Beauchamp: No, it won't. It's certainly a faster-growing market than traditional red-light, green-light systems management, which has also migrated into something different now. It's really much more predictive and real-time optimization, seeing it and being able to reconfigure. Now when our traditional systems management product sees an issue, it can call over to its friend in the automation components to reconfigure the system in order to address what it sees coming -- say, a capacity-related issue it sees on the horizon.
So we're finally seeing real, live autonomics -- systems that can heal themselves based on policy? The industry has been talking about those for 20 years.
Beauchamp: Yeah, we've been talking about this forever. The code actually works now. It's starting to really happen. I think traditional red and green light is not going away, but it's mutated into something that's more modern. But even with that migration, it's not as fast a growth as automation is right now.

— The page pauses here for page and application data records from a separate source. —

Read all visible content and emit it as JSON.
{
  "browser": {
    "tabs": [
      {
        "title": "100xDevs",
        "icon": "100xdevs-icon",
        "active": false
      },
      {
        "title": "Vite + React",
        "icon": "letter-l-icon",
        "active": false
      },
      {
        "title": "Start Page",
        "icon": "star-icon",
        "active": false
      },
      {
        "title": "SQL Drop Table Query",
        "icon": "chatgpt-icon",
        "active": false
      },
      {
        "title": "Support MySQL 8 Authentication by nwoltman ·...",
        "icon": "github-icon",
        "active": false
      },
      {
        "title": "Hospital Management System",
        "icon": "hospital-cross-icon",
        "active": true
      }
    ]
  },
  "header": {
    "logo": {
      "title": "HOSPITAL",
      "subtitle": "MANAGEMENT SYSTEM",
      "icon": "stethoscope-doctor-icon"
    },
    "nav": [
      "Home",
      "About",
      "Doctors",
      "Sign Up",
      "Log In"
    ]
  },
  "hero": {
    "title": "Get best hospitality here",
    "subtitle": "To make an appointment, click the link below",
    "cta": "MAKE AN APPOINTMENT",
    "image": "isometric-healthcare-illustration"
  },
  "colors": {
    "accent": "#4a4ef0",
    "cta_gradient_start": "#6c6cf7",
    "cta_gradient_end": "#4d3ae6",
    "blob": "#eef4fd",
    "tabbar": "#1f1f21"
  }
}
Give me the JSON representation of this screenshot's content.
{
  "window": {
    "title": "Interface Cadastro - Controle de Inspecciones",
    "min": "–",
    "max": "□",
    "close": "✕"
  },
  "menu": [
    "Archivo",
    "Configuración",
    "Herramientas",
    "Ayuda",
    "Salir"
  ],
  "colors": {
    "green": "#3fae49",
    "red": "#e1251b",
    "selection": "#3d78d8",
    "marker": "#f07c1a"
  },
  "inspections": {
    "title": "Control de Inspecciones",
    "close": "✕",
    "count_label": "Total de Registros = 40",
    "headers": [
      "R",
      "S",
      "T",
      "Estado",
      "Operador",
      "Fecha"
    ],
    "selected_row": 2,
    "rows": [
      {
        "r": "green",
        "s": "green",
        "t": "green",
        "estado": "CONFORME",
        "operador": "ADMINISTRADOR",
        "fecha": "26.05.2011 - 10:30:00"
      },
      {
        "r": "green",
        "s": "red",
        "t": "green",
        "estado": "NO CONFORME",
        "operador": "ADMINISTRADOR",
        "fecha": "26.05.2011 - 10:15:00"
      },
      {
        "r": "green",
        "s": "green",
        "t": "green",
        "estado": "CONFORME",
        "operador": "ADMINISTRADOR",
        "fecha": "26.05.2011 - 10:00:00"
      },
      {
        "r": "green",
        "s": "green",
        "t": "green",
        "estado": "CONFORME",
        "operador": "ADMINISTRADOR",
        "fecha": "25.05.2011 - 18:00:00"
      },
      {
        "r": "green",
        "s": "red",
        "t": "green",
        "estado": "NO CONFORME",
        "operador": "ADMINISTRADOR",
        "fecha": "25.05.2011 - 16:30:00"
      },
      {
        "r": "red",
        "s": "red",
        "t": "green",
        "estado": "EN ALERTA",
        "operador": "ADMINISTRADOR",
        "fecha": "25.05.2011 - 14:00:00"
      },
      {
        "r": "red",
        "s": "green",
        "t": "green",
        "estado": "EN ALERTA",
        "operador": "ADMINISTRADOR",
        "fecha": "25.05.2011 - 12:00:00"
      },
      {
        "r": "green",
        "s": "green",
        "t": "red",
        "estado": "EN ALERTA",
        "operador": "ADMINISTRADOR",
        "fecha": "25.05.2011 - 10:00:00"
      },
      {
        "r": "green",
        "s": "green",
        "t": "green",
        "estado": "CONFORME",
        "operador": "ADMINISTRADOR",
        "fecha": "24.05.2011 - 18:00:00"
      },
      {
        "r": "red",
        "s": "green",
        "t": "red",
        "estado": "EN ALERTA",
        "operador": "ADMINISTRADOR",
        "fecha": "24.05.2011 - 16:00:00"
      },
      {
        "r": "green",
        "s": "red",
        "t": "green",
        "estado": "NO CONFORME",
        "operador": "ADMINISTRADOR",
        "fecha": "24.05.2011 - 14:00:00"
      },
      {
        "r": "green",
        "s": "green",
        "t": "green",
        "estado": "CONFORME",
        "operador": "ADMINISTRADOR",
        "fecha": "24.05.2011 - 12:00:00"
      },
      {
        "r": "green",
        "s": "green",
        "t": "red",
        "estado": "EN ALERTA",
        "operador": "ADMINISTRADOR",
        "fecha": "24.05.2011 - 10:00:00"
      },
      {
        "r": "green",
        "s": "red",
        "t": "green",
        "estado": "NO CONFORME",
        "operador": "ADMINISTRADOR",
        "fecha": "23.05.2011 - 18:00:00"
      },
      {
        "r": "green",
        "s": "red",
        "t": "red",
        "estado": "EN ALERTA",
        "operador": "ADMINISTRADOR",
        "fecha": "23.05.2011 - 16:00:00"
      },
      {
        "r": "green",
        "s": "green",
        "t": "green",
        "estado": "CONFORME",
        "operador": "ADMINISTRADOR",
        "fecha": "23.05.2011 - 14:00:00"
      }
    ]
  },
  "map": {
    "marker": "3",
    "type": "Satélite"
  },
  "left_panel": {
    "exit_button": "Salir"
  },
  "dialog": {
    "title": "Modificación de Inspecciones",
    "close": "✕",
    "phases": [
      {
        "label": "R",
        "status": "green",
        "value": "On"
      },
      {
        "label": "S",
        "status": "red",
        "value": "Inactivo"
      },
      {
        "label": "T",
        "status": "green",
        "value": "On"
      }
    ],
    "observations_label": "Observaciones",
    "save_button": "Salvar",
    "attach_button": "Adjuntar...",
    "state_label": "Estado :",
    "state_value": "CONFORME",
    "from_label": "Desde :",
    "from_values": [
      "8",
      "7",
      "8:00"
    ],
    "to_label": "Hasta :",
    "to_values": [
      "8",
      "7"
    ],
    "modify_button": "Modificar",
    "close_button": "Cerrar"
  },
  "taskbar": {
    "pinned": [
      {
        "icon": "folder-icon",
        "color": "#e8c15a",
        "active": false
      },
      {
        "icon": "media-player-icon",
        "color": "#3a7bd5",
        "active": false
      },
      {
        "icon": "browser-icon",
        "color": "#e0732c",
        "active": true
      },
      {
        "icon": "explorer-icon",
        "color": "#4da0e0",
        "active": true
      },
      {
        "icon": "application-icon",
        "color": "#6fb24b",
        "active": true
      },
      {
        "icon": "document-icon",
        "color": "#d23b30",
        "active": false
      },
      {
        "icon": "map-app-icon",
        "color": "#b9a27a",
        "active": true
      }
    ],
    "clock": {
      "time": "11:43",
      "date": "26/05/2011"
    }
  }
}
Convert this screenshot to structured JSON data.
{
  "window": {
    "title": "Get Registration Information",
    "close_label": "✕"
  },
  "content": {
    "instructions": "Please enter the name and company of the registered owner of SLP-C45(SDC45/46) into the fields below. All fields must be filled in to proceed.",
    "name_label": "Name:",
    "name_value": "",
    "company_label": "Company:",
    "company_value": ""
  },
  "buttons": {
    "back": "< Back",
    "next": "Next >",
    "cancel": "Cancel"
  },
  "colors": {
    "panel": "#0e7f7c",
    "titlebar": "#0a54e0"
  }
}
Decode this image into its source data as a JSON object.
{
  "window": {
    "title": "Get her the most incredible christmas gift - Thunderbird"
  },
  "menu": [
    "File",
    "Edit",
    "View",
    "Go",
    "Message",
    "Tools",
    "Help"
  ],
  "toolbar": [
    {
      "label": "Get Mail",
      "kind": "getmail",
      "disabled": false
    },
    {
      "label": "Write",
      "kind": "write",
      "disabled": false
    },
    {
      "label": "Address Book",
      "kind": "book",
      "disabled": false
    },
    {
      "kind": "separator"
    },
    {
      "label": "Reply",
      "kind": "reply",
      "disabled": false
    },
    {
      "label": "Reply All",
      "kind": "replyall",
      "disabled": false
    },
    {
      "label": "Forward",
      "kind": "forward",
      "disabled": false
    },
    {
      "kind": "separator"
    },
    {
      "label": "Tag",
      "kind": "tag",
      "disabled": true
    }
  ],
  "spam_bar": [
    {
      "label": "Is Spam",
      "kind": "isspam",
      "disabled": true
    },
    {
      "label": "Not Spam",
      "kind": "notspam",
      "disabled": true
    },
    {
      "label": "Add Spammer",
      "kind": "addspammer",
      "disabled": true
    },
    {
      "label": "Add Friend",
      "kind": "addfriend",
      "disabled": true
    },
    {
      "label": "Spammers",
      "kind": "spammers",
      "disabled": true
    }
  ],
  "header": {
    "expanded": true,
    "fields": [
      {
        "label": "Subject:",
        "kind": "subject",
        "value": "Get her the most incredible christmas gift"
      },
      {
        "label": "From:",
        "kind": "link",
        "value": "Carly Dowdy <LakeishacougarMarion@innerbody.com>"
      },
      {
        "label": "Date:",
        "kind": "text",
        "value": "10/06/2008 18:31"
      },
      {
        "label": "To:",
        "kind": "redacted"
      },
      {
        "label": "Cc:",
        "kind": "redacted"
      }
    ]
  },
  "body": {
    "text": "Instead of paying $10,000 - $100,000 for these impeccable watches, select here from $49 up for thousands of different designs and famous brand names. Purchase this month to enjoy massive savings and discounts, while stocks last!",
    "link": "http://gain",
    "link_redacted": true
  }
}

Are customers finding new ways to put these tools to work? Are they discovering ways to bring in revenue or at least achieve better ROI?
Behnia: As I said before, one of the leading metrics around how agile the organization is [is] how quickly it can respond to new capacity requests or requests for new services. On average we're seeing anywhere between 40 days in best-case scenarios, well-run organizations, to as high as 110 days in some of the largest billion-dollar-IT-budget companies. We can reduce that down to literally a day. I was with a CIO that said how this is almost like FedEx. They want to have next-day delivery, or second day, or fourth day, depending on what the service is. So what that shrinkage in time means is that that's more time for developers to write new software, and marketing programs can get run faster. Not only does it impact the bottom line in terms of efficiency, but it directly affects the top line as well.
Are they telling you about ways they're making money?
Beauchamp: Sure. We have a lot of customers in the insurance industry. A year or two ago, they all kind of simultaneously panicked about their infrastructure, and they came to the realization they had to -- I'll use the old term -- Webify their offerings. What they were really talking about was revamping their distribution models. We've got to get the customers to go online, stop talking to people, stop picking up the phone -- just do this all on the Web as much as possible. So they went into this rush to bring all their front-office applications online and to make them really simple. One customer told us that right before they standardized on our software, they had an entire state that was down for two days and didn't know it until the reports came in and they saw they had zero revenue come in from the state.
Now they want to go the next step. They want to be able to deploy new applications very rapidly, push out new systems and new revenue-generating applications. The revenue drivers that they're forecasting have to do with new content going out. Content's got to be technology based, and we've got to do it in a cloud environment, we've got to go quickly. If they don't get it out quickly, or if they're price-inefficient, they're not going to be competitive. They all want the self-service model.